It was by exposure to Italian opera that Whitman fell in love with the genre and started appreciating the universality of the classical music’s language. And it is exposure to music that Hampson cites as the first and foremost element of music education. “Taking music – pop music, opera, folks music, choral music, classical music – out of the classrooms is fateful. You are inhibiting young people from finding their own identification. You are inhibiting our children and grandchildren from the tools they need to form their own recognition of the world around them.” Hampson and I are hundreds of miles away from each other, but his passion – and frustration – about this subject is still tangible. “We have made catastrophic political decisions, from America to Germany to France. If we don’t stop, if we don’t recognise that this belongs to the formation of our human characters, and not just the input of information, we are going to be in terrible shape. When I hear a politician say that classical music is elitist: that is elitist! It is a kind of social engineering that I cannot accept, I will not accept.”
Hampson especially believes that songs could be very accessible to a young audience. “Take Schumann and Heine, or Schubert and Heine. So many texts read like stories in those adolescent magazines boys and girls like to read: these love stories, their “My-Oh-Mys”, she is so in love with him, but he leaves her, they were so in love but one of them turned out to be so shit. So much of their poetry is not from a banal level, but it is dealing with those kind of heartaches.

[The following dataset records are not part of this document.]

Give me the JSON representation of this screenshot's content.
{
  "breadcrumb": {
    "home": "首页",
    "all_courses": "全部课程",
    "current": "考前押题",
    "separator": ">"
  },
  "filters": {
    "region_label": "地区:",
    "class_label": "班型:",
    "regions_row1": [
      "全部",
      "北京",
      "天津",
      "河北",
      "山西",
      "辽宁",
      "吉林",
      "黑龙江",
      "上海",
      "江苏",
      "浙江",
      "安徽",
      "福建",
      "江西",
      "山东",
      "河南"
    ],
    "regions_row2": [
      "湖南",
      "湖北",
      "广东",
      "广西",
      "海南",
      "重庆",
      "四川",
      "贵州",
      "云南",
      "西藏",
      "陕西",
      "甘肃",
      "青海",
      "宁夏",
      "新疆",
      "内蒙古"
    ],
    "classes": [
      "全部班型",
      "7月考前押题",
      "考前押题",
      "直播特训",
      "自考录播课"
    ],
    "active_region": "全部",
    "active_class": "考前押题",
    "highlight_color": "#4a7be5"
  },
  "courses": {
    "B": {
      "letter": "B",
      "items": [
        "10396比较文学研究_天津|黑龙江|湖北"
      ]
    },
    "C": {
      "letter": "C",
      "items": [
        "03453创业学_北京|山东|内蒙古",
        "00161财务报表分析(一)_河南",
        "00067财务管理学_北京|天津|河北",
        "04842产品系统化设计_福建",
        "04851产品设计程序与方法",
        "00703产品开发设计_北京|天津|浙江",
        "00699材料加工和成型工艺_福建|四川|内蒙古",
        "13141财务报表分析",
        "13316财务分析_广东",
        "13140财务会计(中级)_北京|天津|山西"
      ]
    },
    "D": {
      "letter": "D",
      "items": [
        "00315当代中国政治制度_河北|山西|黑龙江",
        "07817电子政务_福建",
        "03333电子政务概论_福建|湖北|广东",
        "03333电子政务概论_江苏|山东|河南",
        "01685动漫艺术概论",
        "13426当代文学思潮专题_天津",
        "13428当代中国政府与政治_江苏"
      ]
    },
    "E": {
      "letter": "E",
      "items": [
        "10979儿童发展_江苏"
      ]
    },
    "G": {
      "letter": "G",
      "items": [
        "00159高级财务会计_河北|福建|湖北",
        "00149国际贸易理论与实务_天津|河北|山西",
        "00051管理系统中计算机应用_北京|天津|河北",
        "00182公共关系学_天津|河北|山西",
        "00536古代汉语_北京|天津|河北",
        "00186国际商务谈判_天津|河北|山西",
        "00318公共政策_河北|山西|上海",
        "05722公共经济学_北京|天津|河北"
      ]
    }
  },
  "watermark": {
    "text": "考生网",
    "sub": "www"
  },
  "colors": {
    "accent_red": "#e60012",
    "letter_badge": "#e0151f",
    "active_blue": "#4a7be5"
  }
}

“I’m not concerned about convincing anyone of anything. For me, singing a Liederabend is such a joy and such a complex task to make so many different thoughts of emotions audible and let them resonate through me as a person. There’s something deeply fulfilling about this bouquet of human experience that I’m allowed to do. Music is the inner tapestry of our emotional, intellectual reflections. It’s fun to show a landscape of mirrors to the public. And maybe somebody doesn’t like these songs as much as I do, that’s fine, that’s life, that’s terrific!” His advice and plea to (not just) the audience? “Be alive! Be engaged!”